Website and app data records:
┌────────

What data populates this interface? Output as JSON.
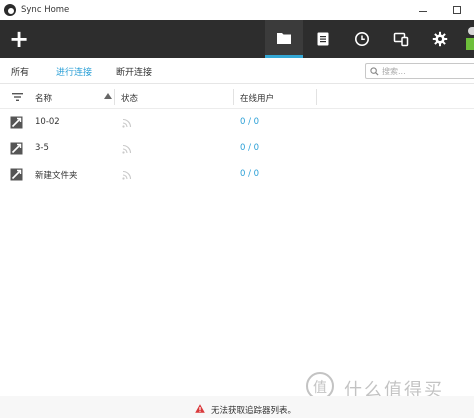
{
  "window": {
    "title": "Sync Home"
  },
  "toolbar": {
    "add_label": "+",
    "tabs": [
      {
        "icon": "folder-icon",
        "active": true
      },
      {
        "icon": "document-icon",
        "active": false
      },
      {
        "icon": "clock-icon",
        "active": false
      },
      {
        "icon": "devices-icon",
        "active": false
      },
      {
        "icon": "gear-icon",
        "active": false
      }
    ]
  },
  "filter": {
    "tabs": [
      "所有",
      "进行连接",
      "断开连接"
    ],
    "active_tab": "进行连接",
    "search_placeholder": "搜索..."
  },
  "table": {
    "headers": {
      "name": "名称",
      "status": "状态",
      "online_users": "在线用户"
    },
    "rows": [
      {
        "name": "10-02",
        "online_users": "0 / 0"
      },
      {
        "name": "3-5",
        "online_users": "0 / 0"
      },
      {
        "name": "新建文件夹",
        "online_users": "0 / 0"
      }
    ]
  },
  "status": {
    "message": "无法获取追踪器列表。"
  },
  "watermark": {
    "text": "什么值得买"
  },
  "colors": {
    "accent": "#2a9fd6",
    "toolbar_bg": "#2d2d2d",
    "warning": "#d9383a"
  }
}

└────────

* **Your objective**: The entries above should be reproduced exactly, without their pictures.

* **Solution to the problem**:
What data populates this interface? Output as JSON.
{
  "window": {
    "title": "Sync Home"
  },
  "toolbar": {
    "add_label": "+",
    "tabs": [
      {
        "icon": "folder-icon",
        "active": true
      },
      {
        "icon": "document-icon",
        "active": false
      },
      {
        "icon": "clock-icon",
        "active": false
      },
      {
        "icon": "devices-icon",
        "active": false
      },
      {
        "icon": "gear-icon",
        "active": false
      }
    ]
  },
  "filter": {
    "tabs": [
      "所有",
      "进行连接",
      "断开连接"
    ],
    "active_tab": "进行连接",
    "search_placeholder": "搜索..."
  },
  "table": {
    "headers": {
      "name": "名称",
      "status": "状态",
      "online_users": "在线用户"
    },
    "rows": [
      {
        "name": "10-02",
        "online_users": "0 / 0"
      },
      {
        "name": "3-5",
        "online_users": "0 / 0"
      },
      {
        "name": "新建文件夹",
        "online_users": "0 / 0"
      }
    ]
  },
  "status": {
    "message": "无法获取追踪器列表。"
  },
  "watermark": {
    "text": "什么值得买"
  },
  "colors": {
    "accent": "#2a9fd6",
    "toolbar_bg": "#2d2d2d",
    "warning": "#d9383a"
  }
}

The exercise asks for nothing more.